SIR JOHN FRANKLIN
The expedition to which SIR JOHN FRANKLIN set out on May 19, 1845 at the age of 59, ended in tragedy. FRANKLIN had already led several research trips in northern Canada. This now, which was to be his last, was carried out with two sailing ships, Erebus and Terror, which also had propellers powered by steam. Their mission was to find a north-west passage across Lancaster Sound to the Bering Strait, that is, to the Pacific. Northeast of Baffin Island they were last sighted in July 1845 from a whaling boat. With the help of numerous search expeditions that were carried out from 1848 onwards, it was finally possible to reconstruct the fate of FRANKLIN and his people:
After a battle against the pack ice for more than a year, the Erebus and the Terror had succeeded through the labyrinth of the islands and canals first to the west and then south to the vicinity of King William Island to get. Here they were enclosed by the ice in the winter of 1846. Her provisions lasted for a year and a half. When the crews failed to free one of the ships from the ice by April 1848, the men left the ships and tried to reach a Hudson’s Bay Company station on foot over hundreds of kilometers. Shattering traces found later clearly proved that none of the men, weakened by hunger and cold, survived.
This tragedy, as well as the search and rescue expeditions that followed, made it clear that the Northwest Passage, even when found, was of no use to merchant shipping because of the dangers and obstacles posed by the polar ice.
ROBERT EDWIN PEARY and MATTHEW A. HENSON
The Americans ROBERT EDWIN PEARY and MATTHEW A. HENSON were the first people to reach the North Pole on April 6, 1909 . Naval officer PEARY had been ambitiously planning this venture for 23 years.
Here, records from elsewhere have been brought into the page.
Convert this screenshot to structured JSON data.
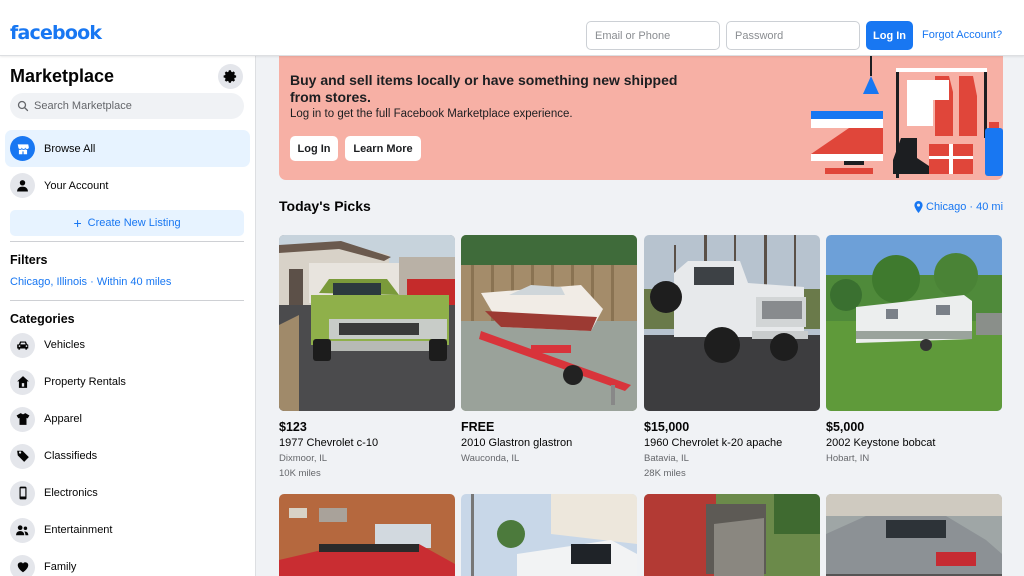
{
  "header": {
    "logo": "facebook",
    "email_placeholder": "Email or Phone",
    "password_placeholder": "Password",
    "login_label": "Log In",
    "forgot_label": "Forgot Account?"
  },
  "sidebar": {
    "title": "Marketplace",
    "search_placeholder": "Search Marketplace",
    "nav": [
      {
        "label": "Browse All",
        "icon": "storefront-icon",
        "active": true
      },
      {
        "label": "Your Account",
        "icon": "person-icon",
        "active": false
      }
    ],
    "create_listing": "Create New Listing",
    "filters_title": "Filters",
    "filter_location": "Chicago, Illinois · Within 40 miles",
    "categories_title": "Categories",
    "categories": [
      {
        "label": "Vehicles",
        "icon": "car-icon"
      },
      {
        "label": "Property Rentals",
        "icon": "house-icon"
      },
      {
        "label": "Apparel",
        "icon": "shirt-icon"
      },
      {
        "label": "Classifieds",
        "icon": "tag-icon"
      },
      {
        "label": "Electronics",
        "icon": "phone-icon"
      },
      {
        "label": "Entertainment",
        "icon": "people-icon"
      },
      {
        "label": "Family",
        "icon": "heart-icon"
      }
    ]
  },
  "banner": {
    "title": "Buy and sell items locally or have something new shipped from stores.",
    "subtitle": "Log in to get the full Facebook Marketplace experience.",
    "login_label": "Log In",
    "learn_label": "Learn More"
  },
  "picks": {
    "title": "Today's Picks",
    "location": "Chicago · 40 mi",
    "listings": [
      {
        "price": "$123",
        "title": "1977 Chevrolet c-10",
        "location": "Dixmoor, IL",
        "miles": "10K miles"
      },
      {
        "price": "FREE",
        "title": "2010 Glastron glastron",
        "location": "Wauconda, IL",
        "miles": ""
      },
      {
        "price": "$15,000",
        "title": "1960 Chevrolet k-20 apache",
        "location": "Batavia, IL",
        "miles": "28K miles"
      },
      {
        "price": "$5,000",
        "title": "2002 Keystone bobcat",
        "location": "Hobart, IN",
        "miles": ""
      }
    ]
  },
  "colors": {
    "brand": "#1877f2",
    "banner_bg": "#f7b0a5",
    "active_nav_bg": "#e7f3ff"
  }
}
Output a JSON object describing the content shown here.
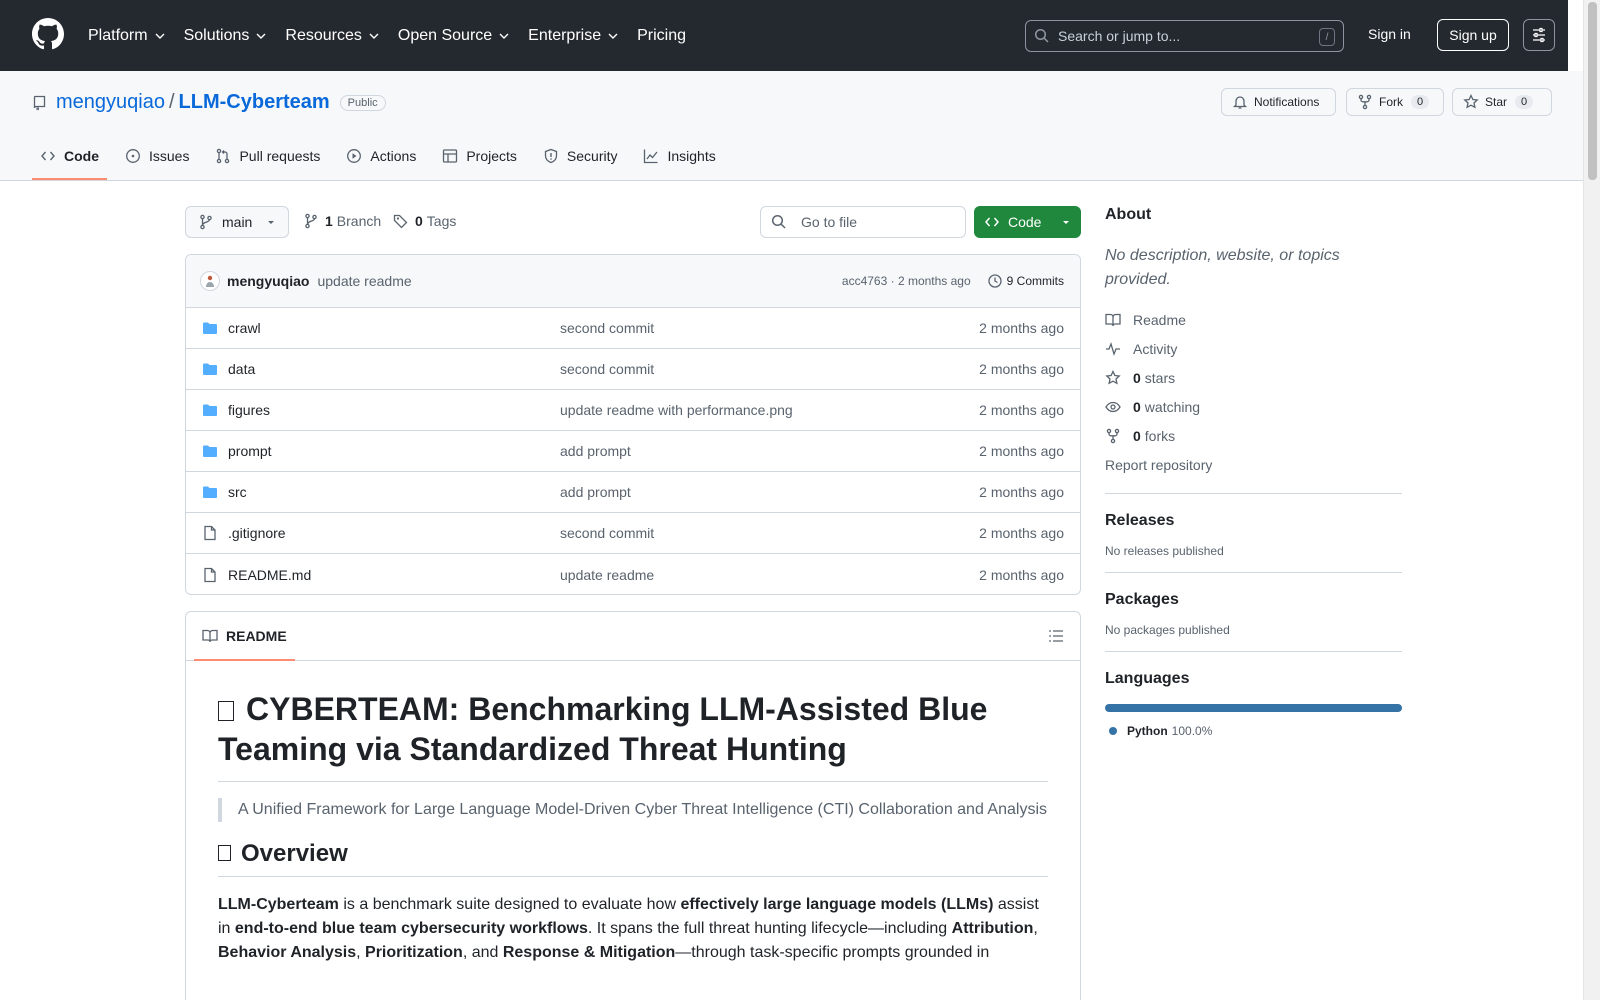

Several times he had tried in vain to get to the North Pole. The experience he gained in the process benefited him on his last attempt. He himself drafted the plans for the Roosevelt ship , which was specially reinforced against the pressure of the pack ice and, with a 1000 hp steam engine, could advance further north than any other ship before him. PEARY chose Inuit as his companion. He had learned from the Inuit that igloos offer the best protection against cold and storms in the Arctic. He had the Inuit make fur clothing for all participants. Dog sleds should serve as a means of transport for the final leg of the journey. Advance teams, which were changed regularly, prepared the way through ice barriers, some of which were fifteen meters high. So the expedition made good progress. Finally PEARY, HENSON and four Inuit covered the last 240 km to the North Pole alone.